The form of running water is literally radical; the networks which streams cut into land resemble the root systems of plants. As plant roots link soil and sky, so rivers form branching ways in which the life of sea and land move up and down.
~ David Rains Wallace (“The Klamath Knot”)
I am continuing with writing haiku, as I find inspiration here and there. Here is a series of attempts at capturing the beauty of a recent camping trip. We camped along the South Fork Smith River, downstream from where it flows out of the Siskiyou Wilderness. It is a pristine river with a clarity and color all its own. If it were a crayon it would be called “Smith River Green” at least at this time of year. The Smith River watershed, the only major watershed in California that is undammed, is well-known for its recreation opportunites, especially steelhead fishing and whitewater kayaking.
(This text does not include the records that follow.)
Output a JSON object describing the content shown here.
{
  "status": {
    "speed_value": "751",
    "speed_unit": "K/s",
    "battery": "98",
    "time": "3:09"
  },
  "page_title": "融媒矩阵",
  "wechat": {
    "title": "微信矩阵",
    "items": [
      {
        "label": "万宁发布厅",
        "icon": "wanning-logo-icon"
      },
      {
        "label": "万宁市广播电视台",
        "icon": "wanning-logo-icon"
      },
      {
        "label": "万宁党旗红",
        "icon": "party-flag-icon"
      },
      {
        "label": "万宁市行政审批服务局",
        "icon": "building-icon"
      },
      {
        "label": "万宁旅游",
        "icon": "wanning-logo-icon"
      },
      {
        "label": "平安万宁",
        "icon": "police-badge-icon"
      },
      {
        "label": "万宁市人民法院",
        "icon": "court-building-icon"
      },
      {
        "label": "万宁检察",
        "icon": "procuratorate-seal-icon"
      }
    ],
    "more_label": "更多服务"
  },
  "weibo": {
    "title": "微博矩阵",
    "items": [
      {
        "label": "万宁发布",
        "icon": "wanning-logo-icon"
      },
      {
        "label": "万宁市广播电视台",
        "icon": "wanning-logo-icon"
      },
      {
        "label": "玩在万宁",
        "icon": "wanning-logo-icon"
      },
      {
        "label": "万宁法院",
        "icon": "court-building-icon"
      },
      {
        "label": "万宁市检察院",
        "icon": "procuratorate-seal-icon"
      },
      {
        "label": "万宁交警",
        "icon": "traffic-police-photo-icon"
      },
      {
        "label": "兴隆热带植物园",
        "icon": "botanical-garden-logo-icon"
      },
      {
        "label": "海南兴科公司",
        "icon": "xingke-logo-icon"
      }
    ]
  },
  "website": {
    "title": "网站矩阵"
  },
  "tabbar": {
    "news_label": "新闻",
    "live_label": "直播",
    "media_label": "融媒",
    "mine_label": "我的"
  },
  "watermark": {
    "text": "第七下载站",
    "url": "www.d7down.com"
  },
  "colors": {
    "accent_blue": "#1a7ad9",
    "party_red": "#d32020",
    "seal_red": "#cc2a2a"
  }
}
The water flows cold and clear and the night skies are undimmed by the artificial lights of cities and towns (no cities nearby and few small towns). This is a wild and rugged region of California.
Our final night of camping ended with ukelele playing and singing along the banks of this mighty river. Our newly made friends, two sisters from Austin (TX) and San Diego (CA) and a local guy, Alex from McKinleyville played and sang while bats dove and swooped, eating their way along the river. As dusk faded into night, more and more stars appeared. There was ursa major, downstream to the northwest; and scorpio, upsteam to the southeast whose tail dragged below the mountainous horizon. The eastern sky, above the ridgeline, got brighter and brighter as we continued to sing, as if our singing and the bats movement called the stars into existence. I kept waiting for the moon to appear over the horizon until I remembered that we were just past the new moon and that it was simply the Milky Way that was lighting up the eastern sky. It was so luminous and so vast that it looked like a river flowing across the sky, lighting up the world below. It brought back memories of past trips in the Siskiyous, Rattlesnake Lake and the Bear Lakes, where I had experienced the same thing. Outside of Africa, I have not seen so many stars nor such clear night skies as here in these mountains. With a yawn and nod to the beauty all around me, I quietly slipped into the darkness and off to bed.
Here is my attempt, in the form of haiku, to capture this moment:
A river of stars
Flowing on, one shoots across
Brightly. The dark night.
And one more:
A river of stars
Above. River of water, below.
Which river am I?
The currant shudders.
A clear, calm morning; what cause?
A sparrow jumps out.
In an attempt to append the above haiku I want to add some explanation of why I wrote what I wrote. Haiku is a Japanese style of poetry whose form, in English anyway, is 3 lines of: 5 syllables, 7 syllables and 5 syllables which is often nature based and usually juxtaposes two seemingly unrelated things in a relational way. What I love about haiku is that it is simple, to the point and says so much with just a few words. Its challenging to express deep meaning with scant language. In the haiku that I write, the point is to express a precise moment so that both the writer and reader are there at the same time. The moment described in this haiku was what I saw on a given morning as I looked out our front window. I was sitting on the couch and the first rays of the sun were peaking up over the mountains. A red flowering currant (a native plant to this area) shuddered and shook but there was no apparent wind. It was a very calm and clear morning, so I wondered at the cause. Was there a slight breeze that I could not detect or was it something else? And then suddenly out hopped a sparrow, telling me in an instant something about the world. A beautiful, perfect moment to be alive. And so haiku, as I interpret it anyway, aims at putting the reader into that moment, into that realization about life: that its simple, beautiful and perfect just the way it is and that it is the ordinary moments that are sublime. Its not necessarily supposed to make sense in the left brain way that we usually think of things (logic and reason and language); rather its supposed to be a direct experience and so in that way makes the most sense of all.
Let your mind be like a pearl rolling in a silver bowl.
~ Zen Saying
The short answer is: everything. You, me, the earth, the moon and the stars. Our inherent nature is to be useless; not useful as we erroneously believe. In order for that to happen we need to stop trying to make ourselves and everything else in this universe so damned useful. We need to let someone or something simply be what it is and not try to make it something else. If you are like me, and I believe this is a fundamental human characteristic, we are constantly trying to make something or someone into something different than it actually is; often something useful. Because whether we are conscious of it or not we believe that until something is useful it doesn’t have worth, value or merit and therefore we can simply throw it away (wherever away is),use it up, destroy it, neglect it, pollute it. Being most true to ourselves and others would be letting things be useless. Let the wind blow and let the rain fall. Useless. Let the sun shine and the plants grow. Useless. The rain is useless and the wind is useless and the sun is useless and so too are the plants, and the moon and the mountains and the rivers that flow. This life, this death, this breath and these words are all utterly useless. Nothing more than witless wanderings. If I can know them deeply, intimately and let them be, I too can be useless and free. Like nibbling sheep or a cow chewing its cud. Unrehearsed, unconditioned, useless and utterly free.